--- Directions ---
Show all lines of the listing that contain the word "retweet".

--- Data for this task ---
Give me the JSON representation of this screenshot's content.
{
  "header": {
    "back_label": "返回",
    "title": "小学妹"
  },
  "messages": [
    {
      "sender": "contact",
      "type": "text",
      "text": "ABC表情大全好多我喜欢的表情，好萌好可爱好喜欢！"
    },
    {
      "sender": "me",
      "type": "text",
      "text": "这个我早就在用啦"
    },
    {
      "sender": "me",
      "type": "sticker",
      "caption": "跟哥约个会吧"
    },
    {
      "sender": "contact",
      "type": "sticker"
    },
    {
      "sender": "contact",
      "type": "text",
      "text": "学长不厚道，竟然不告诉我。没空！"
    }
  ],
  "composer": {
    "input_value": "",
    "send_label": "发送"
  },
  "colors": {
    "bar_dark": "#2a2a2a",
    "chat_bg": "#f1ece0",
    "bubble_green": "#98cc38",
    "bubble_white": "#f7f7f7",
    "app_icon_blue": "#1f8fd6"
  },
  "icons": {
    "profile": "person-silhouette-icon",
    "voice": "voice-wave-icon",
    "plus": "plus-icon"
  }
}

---

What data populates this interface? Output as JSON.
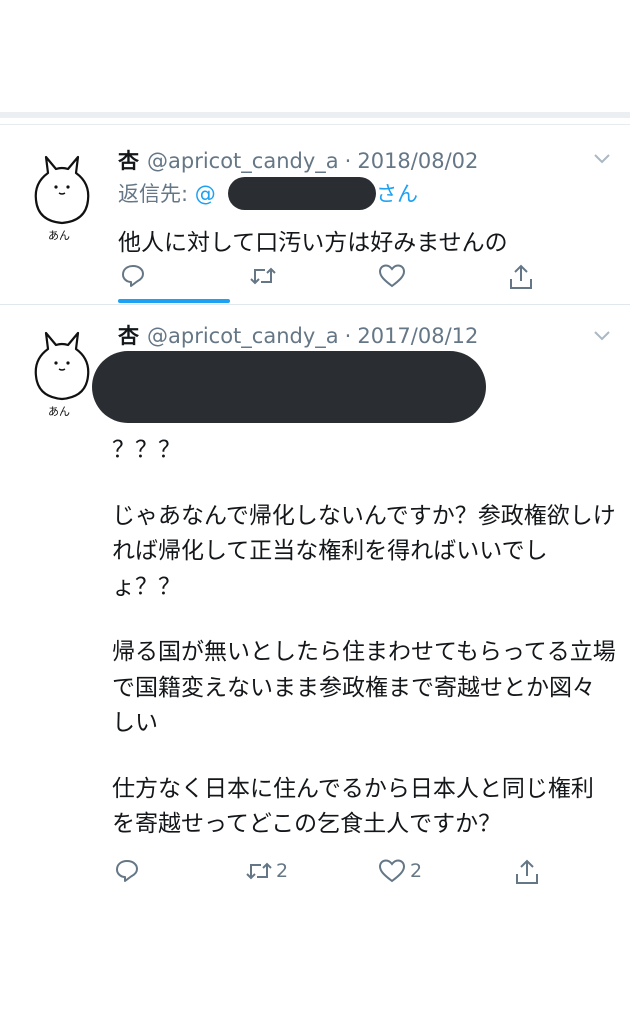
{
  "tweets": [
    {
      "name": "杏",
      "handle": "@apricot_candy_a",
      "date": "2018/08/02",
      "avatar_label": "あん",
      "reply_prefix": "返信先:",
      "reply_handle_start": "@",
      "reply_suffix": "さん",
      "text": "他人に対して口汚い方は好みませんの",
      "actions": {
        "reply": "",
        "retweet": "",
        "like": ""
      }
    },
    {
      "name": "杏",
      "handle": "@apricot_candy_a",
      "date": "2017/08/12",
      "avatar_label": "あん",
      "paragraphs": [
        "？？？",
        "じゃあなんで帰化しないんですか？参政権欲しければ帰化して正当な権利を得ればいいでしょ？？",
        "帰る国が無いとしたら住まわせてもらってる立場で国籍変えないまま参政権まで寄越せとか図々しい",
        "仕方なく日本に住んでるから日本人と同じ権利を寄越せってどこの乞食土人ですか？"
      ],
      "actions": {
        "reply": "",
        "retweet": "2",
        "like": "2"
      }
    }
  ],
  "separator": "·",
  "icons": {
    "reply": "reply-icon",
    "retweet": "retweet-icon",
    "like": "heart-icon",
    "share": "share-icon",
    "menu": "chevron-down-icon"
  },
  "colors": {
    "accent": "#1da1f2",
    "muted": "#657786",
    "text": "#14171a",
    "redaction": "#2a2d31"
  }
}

--- Exercise response ---
        "retweet": "",
        "retweet": "2",
    "retweet": "retweet-icon",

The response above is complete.